[[ DATA EXTRACT open ]]

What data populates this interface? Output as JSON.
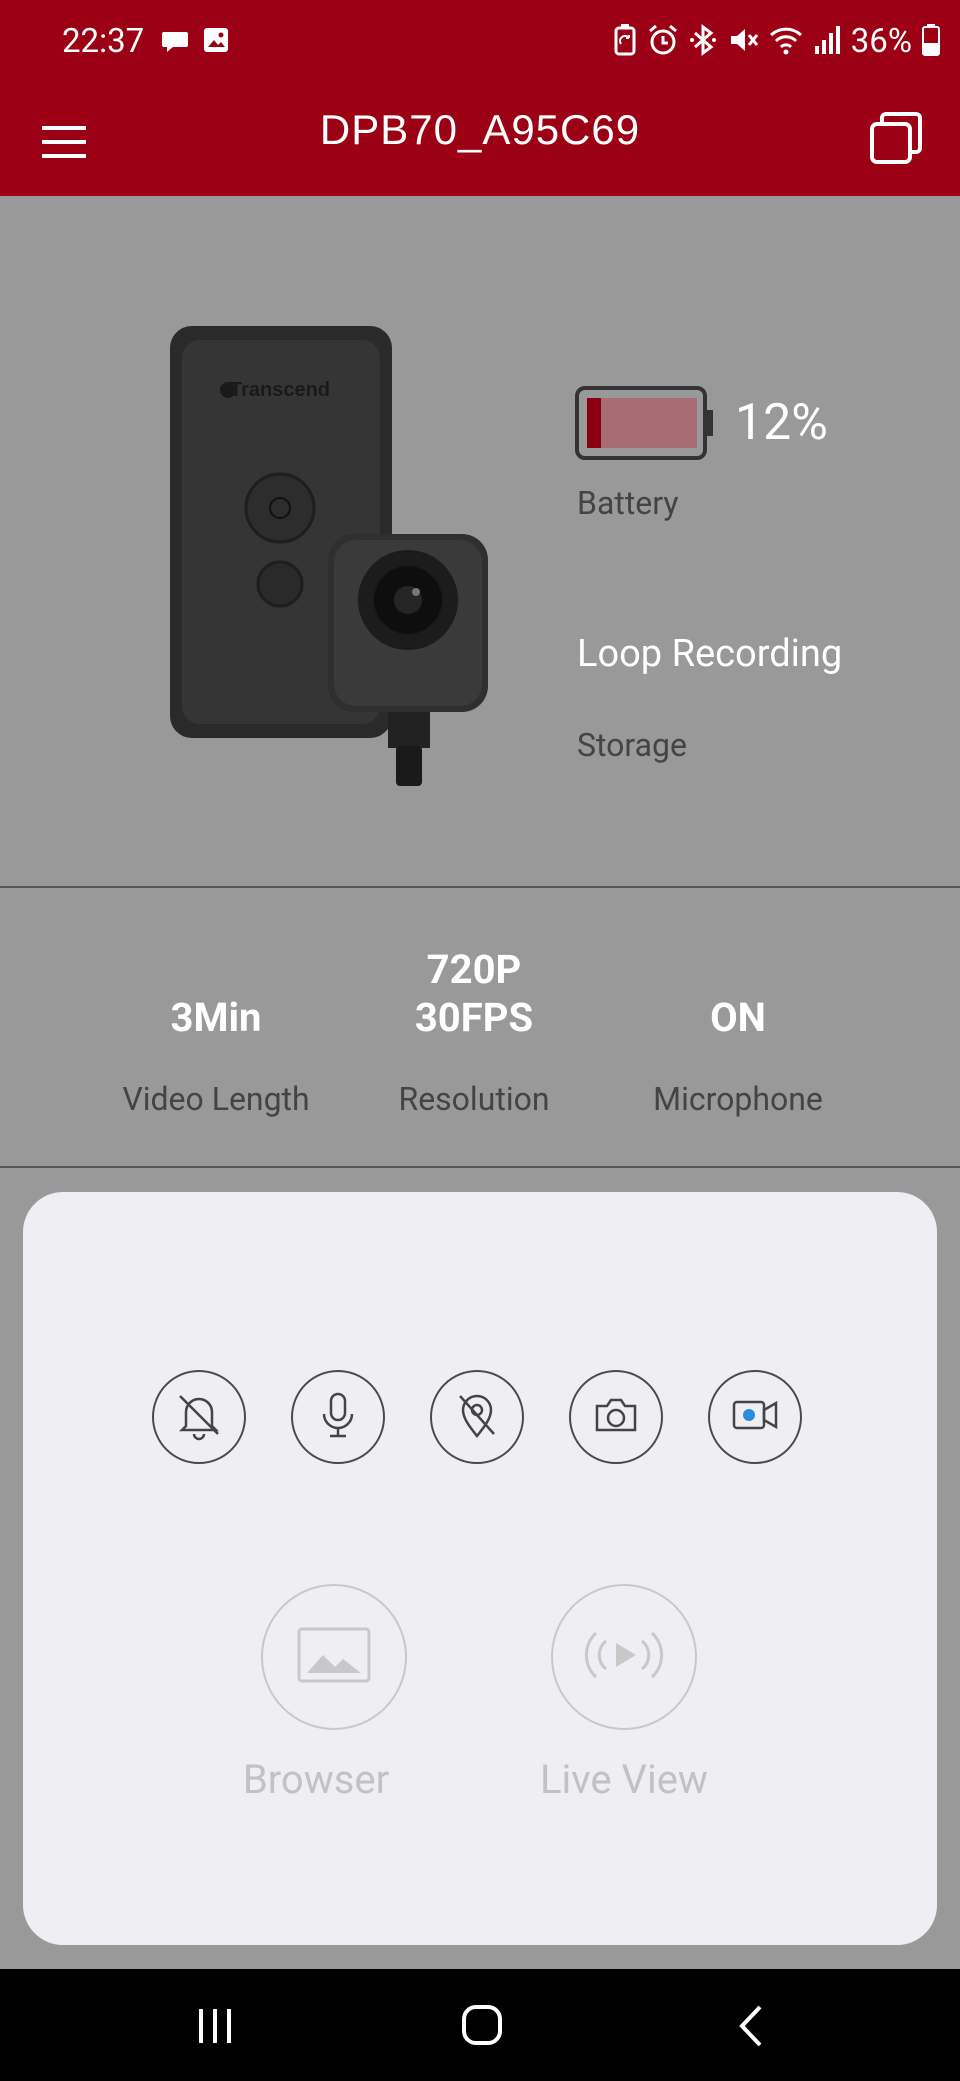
{
  "status_bar": {
    "time": "22:37",
    "battery_percent": "36%",
    "left_icons": [
      "chat-bubble-icon",
      "image-icon"
    ],
    "right_icons": [
      "recycle-battery-icon",
      "alarm-icon",
      "bluetooth-icon",
      "mute-icon",
      "wifi-icon",
      "signal-icon",
      "battery-icon"
    ]
  },
  "app_bar": {
    "title": "DPB70_A95C69",
    "left_icon": "hamburger-menu-icon",
    "right_icon": "copy-windows-icon",
    "background": "#9b0014"
  },
  "device": {
    "battery_value": "12%",
    "battery_level": 0.12,
    "battery_label": "Battery",
    "recording_mode": "Loop Recording",
    "storage_label": "Storage"
  },
  "settings": {
    "video_length": {
      "value": "3Min",
      "label": "Video Length"
    },
    "resolution": {
      "value_line1": "720P",
      "value_line2": "30FPS",
      "label": "Resolution"
    },
    "microphone": {
      "value": "ON",
      "label": "Microphone"
    }
  },
  "actions": {
    "icons": [
      "bell-off-icon",
      "microphone-icon",
      "location-off-icon",
      "camera-icon",
      "video-record-icon"
    ],
    "record_dot_color": "#2a8cde"
  },
  "panel_buttons": {
    "browser_label": "Browser",
    "live_view_label": "Live View"
  },
  "nav_bar": {
    "icons": [
      "recents-icon",
      "home-icon",
      "back-icon"
    ]
  }
}
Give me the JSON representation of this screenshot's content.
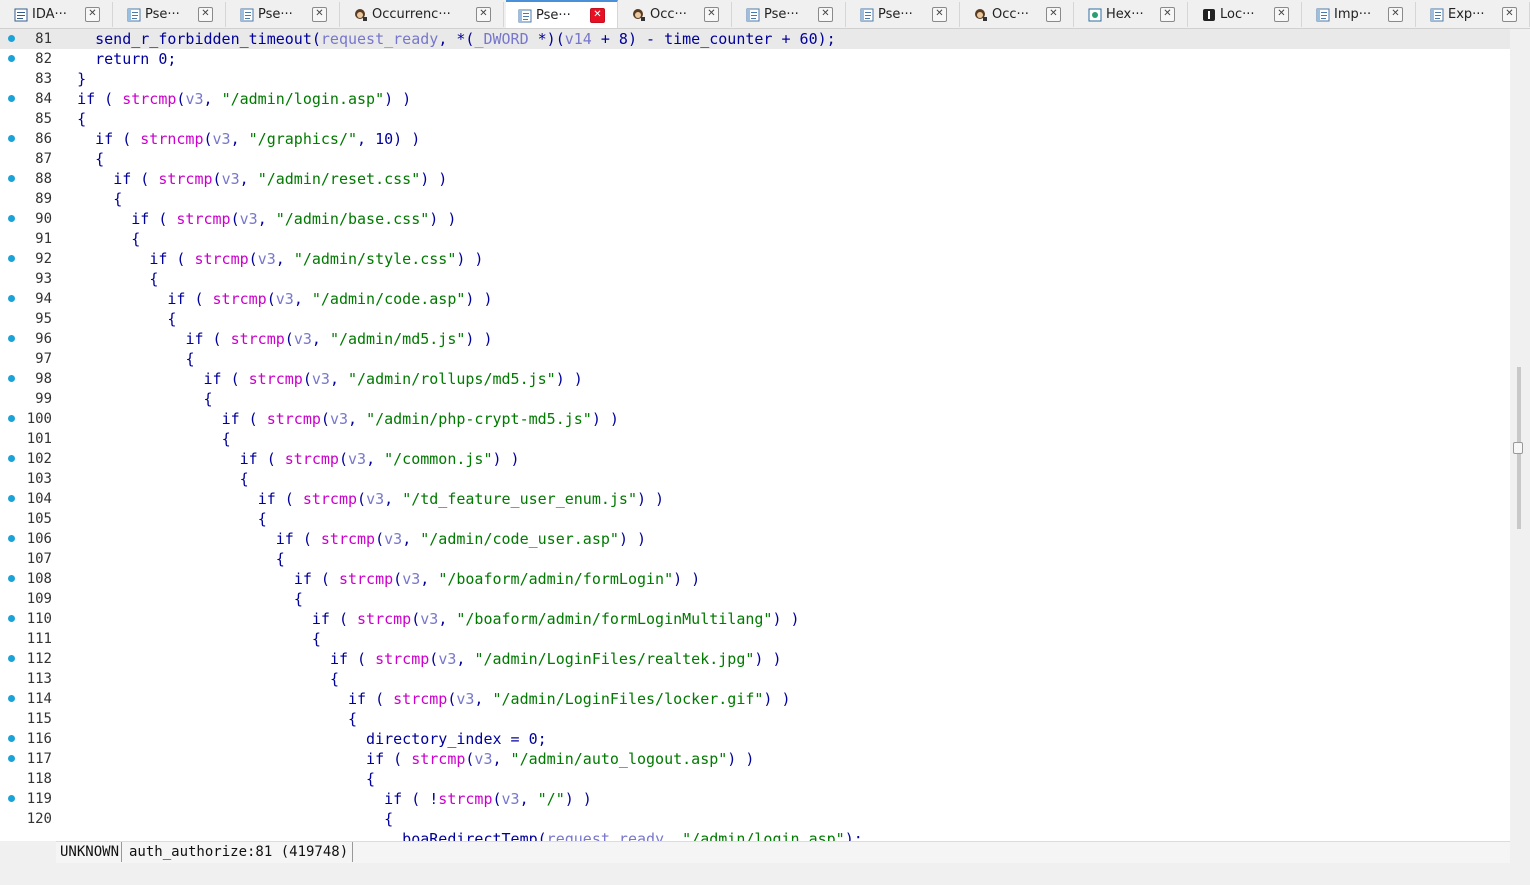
{
  "tabs": [
    {
      "label": "IDA···",
      "icon": "ida-view-icon"
    },
    {
      "label": "Pse···",
      "icon": "pseudocode-icon"
    },
    {
      "label": "Pse···",
      "icon": "pseudocode-icon"
    },
    {
      "label": "Occurrenc···",
      "icon": "occurrences-icon"
    },
    {
      "label": "Pse···",
      "icon": "pseudocode-icon",
      "active": true
    },
    {
      "label": "Occ···",
      "icon": "occurrences-icon"
    },
    {
      "label": "Pse···",
      "icon": "pseudocode-icon"
    },
    {
      "label": "Pse···",
      "icon": "pseudocode-icon"
    },
    {
      "label": "Occ···",
      "icon": "occurrences-icon"
    },
    {
      "label": "Hex···",
      "icon": "hex-view-icon"
    },
    {
      "label": "Loc···",
      "icon": "local-types-icon"
    },
    {
      "label": "Imp···",
      "icon": "imports-icon"
    },
    {
      "label": "Exp···",
      "icon": "exports-icon"
    }
  ],
  "close_glyph": "✕",
  "code_lines": [
    {
      "n": "81",
      "bp": true,
      "current": true,
      "indent": "    ",
      "tokens": [
        [
          "fn2",
          "send_r_forbidden_timeout"
        ],
        [
          "p",
          "("
        ],
        [
          "v",
          "request_ready"
        ],
        [
          "p",
          ", *("
        ],
        [
          "v",
          "_DWORD"
        ],
        [
          "p",
          " *)("
        ],
        [
          "v",
          "v14"
        ],
        [
          "p",
          " + 8) - "
        ],
        [
          "g",
          "time_counter"
        ],
        [
          "p",
          " + 60);"
        ]
      ]
    },
    {
      "n": "82",
      "bp": true,
      "indent": "    ",
      "tokens": [
        [
          "p",
          "return 0;"
        ]
      ]
    },
    {
      "n": "83",
      "bp": false,
      "indent": "  ",
      "tokens": [
        [
          "p",
          "}"
        ]
      ]
    },
    {
      "n": "84",
      "bp": true,
      "indent": "  ",
      "tokens": [
        [
          "p",
          "if ( "
        ],
        [
          "fn",
          "strcmp"
        ],
        [
          "p",
          "("
        ],
        [
          "v",
          "v3"
        ],
        [
          "p",
          ", "
        ],
        [
          "s",
          "\"/admin/login.asp\""
        ],
        [
          "p",
          ") )"
        ]
      ]
    },
    {
      "n": "85",
      "bp": false,
      "indent": "  ",
      "tokens": [
        [
          "p",
          "{"
        ]
      ]
    },
    {
      "n": "86",
      "bp": true,
      "indent": "    ",
      "tokens": [
        [
          "p",
          "if ( "
        ],
        [
          "fn",
          "strncmp"
        ],
        [
          "p",
          "("
        ],
        [
          "v",
          "v3"
        ],
        [
          "p",
          ", "
        ],
        [
          "s",
          "\"/graphics/\""
        ],
        [
          "p",
          ", 10) )"
        ]
      ]
    },
    {
      "n": "87",
      "bp": false,
      "indent": "    ",
      "tokens": [
        [
          "p",
          "{"
        ]
      ]
    },
    {
      "n": "88",
      "bp": true,
      "indent": "      ",
      "tokens": [
        [
          "p",
          "if ( "
        ],
        [
          "fn",
          "strcmp"
        ],
        [
          "p",
          "("
        ],
        [
          "v",
          "v3"
        ],
        [
          "p",
          ", "
        ],
        [
          "s",
          "\"/admin/reset.css\""
        ],
        [
          "p",
          ") )"
        ]
      ]
    },
    {
      "n": "89",
      "bp": false,
      "indent": "      ",
      "tokens": [
        [
          "p",
          "{"
        ]
      ]
    },
    {
      "n": "90",
      "bp": true,
      "indent": "        ",
      "tokens": [
        [
          "p",
          "if ( "
        ],
        [
          "fn",
          "strcmp"
        ],
        [
          "p",
          "("
        ],
        [
          "v",
          "v3"
        ],
        [
          "p",
          ", "
        ],
        [
          "s",
          "\"/admin/base.css\""
        ],
        [
          "p",
          ") )"
        ]
      ]
    },
    {
      "n": "91",
      "bp": false,
      "indent": "        ",
      "tokens": [
        [
          "p",
          "{"
        ]
      ]
    },
    {
      "n": "92",
      "bp": true,
      "indent": "          ",
      "tokens": [
        [
          "p",
          "if ( "
        ],
        [
          "fn",
          "strcmp"
        ],
        [
          "p",
          "("
        ],
        [
          "v",
          "v3"
        ],
        [
          "p",
          ", "
        ],
        [
          "s",
          "\"/admin/style.css\""
        ],
        [
          "p",
          ") )"
        ]
      ]
    },
    {
      "n": "93",
      "bp": false,
      "indent": "          ",
      "tokens": [
        [
          "p",
          "{"
        ]
      ]
    },
    {
      "n": "94",
      "bp": true,
      "indent": "            ",
      "tokens": [
        [
          "p",
          "if ( "
        ],
        [
          "fn",
          "strcmp"
        ],
        [
          "p",
          "("
        ],
        [
          "v",
          "v3"
        ],
        [
          "p",
          ", "
        ],
        [
          "s",
          "\"/admin/code.asp\""
        ],
        [
          "p",
          ") )"
        ]
      ]
    },
    {
      "n": "95",
      "bp": false,
      "indent": "            ",
      "tokens": [
        [
          "p",
          "{"
        ]
      ]
    },
    {
      "n": "96",
      "bp": true,
      "indent": "              ",
      "tokens": [
        [
          "p",
          "if ( "
        ],
        [
          "fn",
          "strcmp"
        ],
        [
          "p",
          "("
        ],
        [
          "v",
          "v3"
        ],
        [
          "p",
          ", "
        ],
        [
          "s",
          "\"/admin/md5.js\""
        ],
        [
          "p",
          ") )"
        ]
      ]
    },
    {
      "n": "97",
      "bp": false,
      "indent": "              ",
      "tokens": [
        [
          "p",
          "{"
        ]
      ]
    },
    {
      "n": "98",
      "bp": true,
      "indent": "                ",
      "tokens": [
        [
          "p",
          "if ( "
        ],
        [
          "fn",
          "strcmp"
        ],
        [
          "p",
          "("
        ],
        [
          "v",
          "v3"
        ],
        [
          "p",
          ", "
        ],
        [
          "s",
          "\"/admin/rollups/md5.js\""
        ],
        [
          "p",
          ") )"
        ]
      ]
    },
    {
      "n": "99",
      "bp": false,
      "indent": "                ",
      "tokens": [
        [
          "p",
          "{"
        ]
      ]
    },
    {
      "n": "100",
      "bp": true,
      "indent": "                  ",
      "tokens": [
        [
          "p",
          "if ( "
        ],
        [
          "fn",
          "strcmp"
        ],
        [
          "p",
          "("
        ],
        [
          "v",
          "v3"
        ],
        [
          "p",
          ", "
        ],
        [
          "s",
          "\"/admin/php-crypt-md5.js\""
        ],
        [
          "p",
          ") )"
        ]
      ]
    },
    {
      "n": "101",
      "bp": false,
      "indent": "                  ",
      "tokens": [
        [
          "p",
          "{"
        ]
      ]
    },
    {
      "n": "102",
      "bp": true,
      "indent": "                    ",
      "tokens": [
        [
          "p",
          "if ( "
        ],
        [
          "fn",
          "strcmp"
        ],
        [
          "p",
          "("
        ],
        [
          "v",
          "v3"
        ],
        [
          "p",
          ", "
        ],
        [
          "s",
          "\"/common.js\""
        ],
        [
          "p",
          ") )"
        ]
      ]
    },
    {
      "n": "103",
      "bp": false,
      "indent": "                    ",
      "tokens": [
        [
          "p",
          "{"
        ]
      ]
    },
    {
      "n": "104",
      "bp": true,
      "indent": "                      ",
      "tokens": [
        [
          "p",
          "if ( "
        ],
        [
          "fn",
          "strcmp"
        ],
        [
          "p",
          "("
        ],
        [
          "v",
          "v3"
        ],
        [
          "p",
          ", "
        ],
        [
          "s",
          "\"/td_feature_user_enum.js\""
        ],
        [
          "p",
          ") )"
        ]
      ]
    },
    {
      "n": "105",
      "bp": false,
      "indent": "                      ",
      "tokens": [
        [
          "p",
          "{"
        ]
      ]
    },
    {
      "n": "106",
      "bp": true,
      "indent": "                        ",
      "tokens": [
        [
          "p",
          "if ( "
        ],
        [
          "fn",
          "strcmp"
        ],
        [
          "p",
          "("
        ],
        [
          "v",
          "v3"
        ],
        [
          "p",
          ", "
        ],
        [
          "s",
          "\"/admin/code_user.asp\""
        ],
        [
          "p",
          ") )"
        ]
      ]
    },
    {
      "n": "107",
      "bp": false,
      "indent": "                        ",
      "tokens": [
        [
          "p",
          "{"
        ]
      ]
    },
    {
      "n": "108",
      "bp": true,
      "indent": "                          ",
      "tokens": [
        [
          "p",
          "if ( "
        ],
        [
          "fn",
          "strcmp"
        ],
        [
          "p",
          "("
        ],
        [
          "v",
          "v3"
        ],
        [
          "p",
          ", "
        ],
        [
          "s",
          "\"/boaform/admin/formLogin\""
        ],
        [
          "p",
          ") )"
        ]
      ]
    },
    {
      "n": "109",
      "bp": false,
      "indent": "                          ",
      "tokens": [
        [
          "p",
          "{"
        ]
      ]
    },
    {
      "n": "110",
      "bp": true,
      "indent": "                            ",
      "tokens": [
        [
          "p",
          "if ( "
        ],
        [
          "fn",
          "strcmp"
        ],
        [
          "p",
          "("
        ],
        [
          "v",
          "v3"
        ],
        [
          "p",
          ", "
        ],
        [
          "s",
          "\"/boaform/admin/formLoginMultilang\""
        ],
        [
          "p",
          ") )"
        ]
      ]
    },
    {
      "n": "111",
      "bp": false,
      "indent": "                            ",
      "tokens": [
        [
          "p",
          "{"
        ]
      ]
    },
    {
      "n": "112",
      "bp": true,
      "indent": "                              ",
      "tokens": [
        [
          "p",
          "if ( "
        ],
        [
          "fn",
          "strcmp"
        ],
        [
          "p",
          "("
        ],
        [
          "v",
          "v3"
        ],
        [
          "p",
          ", "
        ],
        [
          "s",
          "\"/admin/LoginFiles/realtek.jpg\""
        ],
        [
          "p",
          ") )"
        ]
      ]
    },
    {
      "n": "113",
      "bp": false,
      "indent": "                              ",
      "tokens": [
        [
          "p",
          "{"
        ]
      ]
    },
    {
      "n": "114",
      "bp": true,
      "indent": "                                ",
      "tokens": [
        [
          "p",
          "if ( "
        ],
        [
          "fn",
          "strcmp"
        ],
        [
          "p",
          "("
        ],
        [
          "v",
          "v3"
        ],
        [
          "p",
          ", "
        ],
        [
          "s",
          "\"/admin/LoginFiles/locker.gif\""
        ],
        [
          "p",
          ") )"
        ]
      ]
    },
    {
      "n": "115",
      "bp": false,
      "indent": "                                ",
      "tokens": [
        [
          "p",
          "{"
        ]
      ]
    },
    {
      "n": "116",
      "bp": true,
      "indent": "                                  ",
      "tokens": [
        [
          "g",
          "directory_index"
        ],
        [
          "p",
          " = 0;"
        ]
      ]
    },
    {
      "n": "117",
      "bp": true,
      "indent": "                                  ",
      "tokens": [
        [
          "p",
          "if ( "
        ],
        [
          "fn",
          "strcmp"
        ],
        [
          "p",
          "("
        ],
        [
          "v",
          "v3"
        ],
        [
          "p",
          ", "
        ],
        [
          "s",
          "\"/admin/auto_logout.asp\""
        ],
        [
          "p",
          ") )"
        ]
      ]
    },
    {
      "n": "118",
      "bp": false,
      "indent": "                                  ",
      "tokens": [
        [
          "p",
          "{"
        ]
      ]
    },
    {
      "n": "119",
      "bp": true,
      "indent": "                                    ",
      "tokens": [
        [
          "p",
          "if ( !"
        ],
        [
          "fn",
          "strcmp"
        ],
        [
          "p",
          "("
        ],
        [
          "v",
          "v3"
        ],
        [
          "p",
          ", "
        ],
        [
          "s",
          "\"/\""
        ],
        [
          "p",
          ") )"
        ]
      ]
    },
    {
      "n": "120",
      "bp": false,
      "indent": "                                    ",
      "tokens": [
        [
          "p",
          "{"
        ]
      ]
    },
    {
      "n": "",
      "bp": false,
      "indent": "                                      ",
      "tokens": [
        [
          "g",
          "boaRedirectTemp"
        ],
        [
          "p",
          "("
        ],
        [
          "v",
          "request_ready"
        ],
        [
          "p",
          ", "
        ],
        [
          "s",
          "\"/admin/login.asp\""
        ],
        [
          "p",
          ");"
        ]
      ]
    }
  ],
  "status": {
    "kind": "UNKNOWN",
    "location": "auth_authorize:81 (419748)"
  },
  "scroll": {
    "position_fraction": 0.52,
    "visible_fraction": 0.2
  },
  "colors": {
    "keyword": "#00009a",
    "function": "#cc00cc",
    "string": "#007a00",
    "variable": "#7777cc",
    "breakpoint": "#1aa3d9",
    "current_line": "#e9e9e9",
    "active_tab_close": "#e81123"
  }
}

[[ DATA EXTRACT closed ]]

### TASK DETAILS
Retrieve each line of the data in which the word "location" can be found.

### SOLUTION TO THE EXERCISE
      "location-off-icon",
    "location": "auth_authorize:81 (419748)"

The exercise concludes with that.